AT&T temporarily withdrew its merger application
after FCC officials disclosed the report’s conclusions
without disclosing the report itself.

After the report was announced, AT&T said it plans
to take a $4 billion charge to cover the breakup fee
that it would owe to T-Mobile in the event the deal
falls through. The charge includes spectrum that
AT&T would hand over to T-Mobile as part of the
break-up fee.

For its part, AT&T fired back, with senior executive
Jim Cicconi contending that the staff report “is so obviously
one-sided that any fair-minded person reading it
is left with the clear impression that it is an advocacy
piece, and not a considered analysis.”

In AT&T’s view, he said, “the report raises questions
as to whether its authors were predisposed.” The report
“cherry-picks facts to support its views and ignores
facts that don’t. Where facts were lacking, the
report speculates, with no basis, and then treats its
own speculations as if they were fact.”

In reaching its conclusions, the FCC staff noted that a
merger would:

• “confer a unilateral incentive” on rivals to raise prices
without explicitly colluding;

• yield cost savings to AT&T that won’t likely be passed
onto customers;

• result in the loss of a carrier that was a significant disruptive
force in the wireless market because it often led
the industry in pricing and technical innovation;

• “make it more difficult for providers other than the
merged AT&T and Verizon Wireless to access as sufficient
a range of cutting-edge handsets in the future”;

• likely lead to a loss of carrier-direct jobs and jobs indirectly
created by the carrier, in contrast to AT&T assertions
that the merger would create jobs; and

• not lead to AT&T’s expanding its 4G LTE network to
more markets than it otherwise would have, given that
AT&T has always rolled out new technologies throughout
its footprint and would likely do so again because
Verizon has promised to roll out LTE to 97 percent of
the population.

If the market consolidates to three national players, the
staff report said, regional carriers would not provide a
level of competition cited by AT&T because the nation’s
five regional carriers combined account for only 6 percent
of subscribers and industry revenue. None of the regionals
individually covers more than 34 percent of the U.S.
population, and they do not have the spectrum capacity to
roll out 4G services that would match the speeds of the
national carriers’ 4G networks, the report added.

The staff report also cast doubt on AT&T’s claims that
a merger was needed to reduce capacity constraints experienced
by both T-Mobile and AT&T in various markets.

AT&T could, the report said, take steps to reduce capacity
constraints without a merger by rolling our spectrum-
efficient 4G LTE devices faster and taking off-line
more of its less-efficient 2G spectrum.
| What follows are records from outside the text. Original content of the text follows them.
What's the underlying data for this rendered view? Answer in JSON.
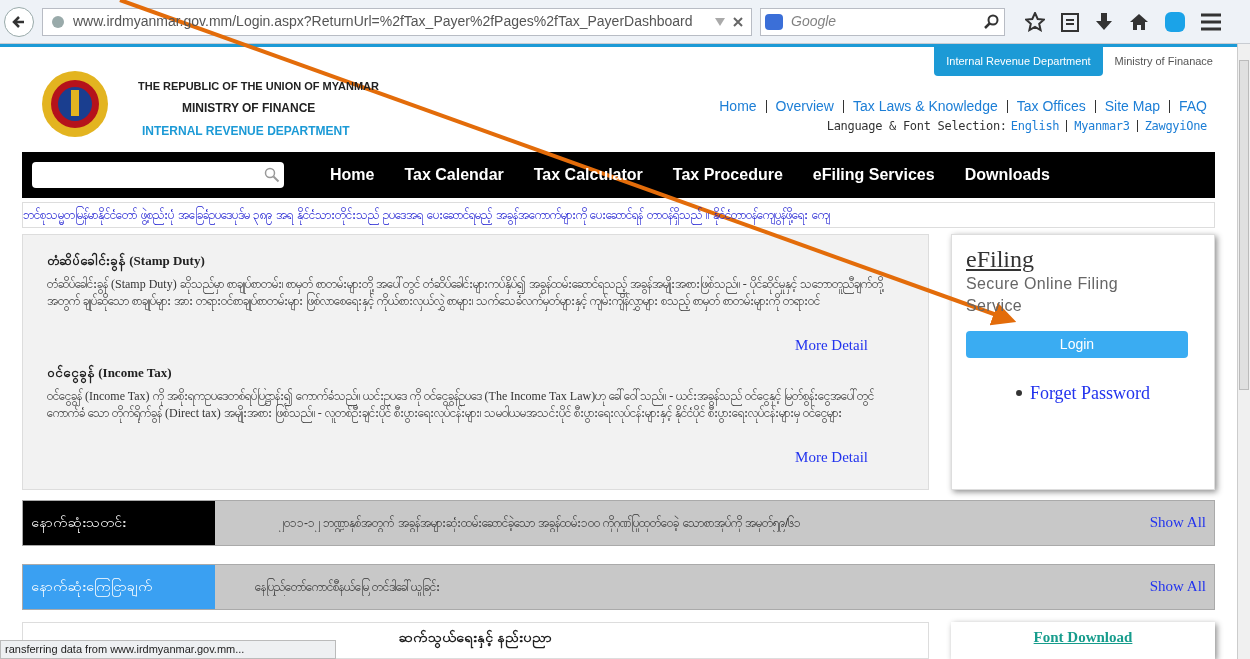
{
  "browser": {
    "address": "www.irdmyanmar.gov.mm/Login.aspx?ReturnUrl=%2fTax_Payer%2fPages%2fTax_PayerDashboard",
    "search_placeholder": "Google"
  },
  "top_tabs": [
    {
      "label": "Internal Revenue Department",
      "selected": true
    },
    {
      "label": "Ministry of Finanace",
      "selected": false
    }
  ],
  "header": {
    "line_1": "THE REPUBLIC OF THE UNION OF MYANMAR",
    "line_2": "MINISTRY OF FINANCE",
    "line_3": "INTERNAL REVENUE DEPARTMENT",
    "links": [
      "Home",
      "Overview",
      "Tax Laws & Knowledge",
      "Tax Offices",
      "Site Map",
      "FAQ"
    ],
    "language_label": "Language & Font Selection:",
    "languages": [
      "English",
      "Myanmar3",
      "ZawgyiOne"
    ]
  },
  "nav": [
    "Home",
    "Tax Calendar",
    "Tax Calculator",
    "Tax Procedure",
    "eFiling Services",
    "Downloads"
  ],
  "marquee": "ဘင်စုသမ္မတမြန်မာနိုင်ငံတော် ဖွဲ့စည်းပုံ အခြေခံဥပဒေပုဒ်မ ၃၈၉ အရ နိုင်ငံသားတိုင်းသည် ဥပဒေအရ ပေးဆောင်ရမည့် အခွန်အကောက်များကို ပေးဆောင်ရန် တာဝန်ရှိသည်   ။   နိုင်ငံတာဝန်ကျေပွန်ဖို့ရေး ကျေ",
  "articles": [
    {
      "title": "တံဆိပ်ခေါင်းခွန် (Stamp Duty)",
      "body": "တံဆိပ်ခေါင်းခွန် (Stamp Duty) ဆိုသည်မှာ စာချုပ်စာတမ်း၊ စာမှတ် စာတမ်းများတို့ အပေါ်တွင် တံဆိပ်ခေါင်းများကပ်နှိပ်၍ အခွန်ထမ်းဆောင်ရသည့် အခွန်အမျိုးအစားဖြစ်သည်။ - ပိုင်ဆိုင်မှုနှင့် သဘောတူညီချက်တို့ အတွက် ချုပ်ဆိုသော စာချုပ်များ အား တရားဝင်စာချုပ်စာတမ်းများ ဖြစ်လာစေရေးနှင့် ကိုယ်စားလှယ်လွှဲ စာများ၊ သက်သေခံလက်မှတ်များနှင့် ကျမ်းကျိန်လွှာများ စသည့် စာမှတ် စာတမ်းများကို တရားဝင်",
      "more": "More Detail"
    },
    {
      "title": "ဝင်ငွေခွန် (Income Tax)",
      "body": "ဝင်ငွေခွန် (Income Tax) ကို အစိုးရကဥပဒေတစ်ရပ်ပြဋ္ဌာန်း၍ ကောက်ခံသည်။ ယင်းဥပဒေ ကို ဝင်ငွေခွန်ဥပဒေ (The Income Tax Law)ဟု ခေါ်ဝေါ်သည်။ - ယင်းအခွန်သည် ဝင်ငွေနှင့် မြတ်စွန်းငွေအပေါ်တွင် ကောက်ခံ သော တိုက်ရိုက်ခွန် (Direct tax) အမျိုးအစား ဖြစ်သည်။ - လူတစ်ဦးချင်းပိုင် စီးပွားရေးလုပ်ငန်းများ၊ သမဝါယမအသင်းပိုင် စီးပွားရေးလုပ်ငန်းများနှင့် နိုင်ငံပိုင် စီးပွားရေးလုပ်ငန်းများမှ ဝင်ငွေများ",
      "more": "More Detail"
    }
  ],
  "efiling": {
    "title": "eFiling",
    "subtitle": "Secure Online Filing Service",
    "login": "Login",
    "forget": "Forget Password"
  },
  "news_rows": [
    {
      "kind": "dark",
      "label": "နောက်ဆုံးသတင်း",
      "text": "၂၀၁၁-၁၂ ဘဏ္ဍာနှစ်အတွက် အခွန်အများဆုံးထမ်းဆောင်ခဲ့သော အခွန်ထမ်း၁၀၀ ကိုဂုဏ်ပြုထုတ်ဝေခဲ့ သောစာအုပ်ကို အမှတ်၅၉/၆၁",
      "show": "Show All"
    },
    {
      "kind": "blue",
      "label": "နောက်ဆုံးကြေငြာချက်",
      "text": "နေပြည်တော်ကောင်စီနယ်မြေ တင်ဒါခေါ်ယူခြင်း",
      "show": "Show All"
    }
  ],
  "bottom_heading": "ဆက်သွယ်ရေးနှင့် နည်းပညာ",
  "font_download": "Font Download",
  "status_bar": "ransferring data from www.irdmyanmar.gov.mm..."
}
That spectrum is
still used by some voice subscribers as well as by M2M
applications such as vehicle telematics and info services
delivered to portable navigation devices (PNDs) and navigation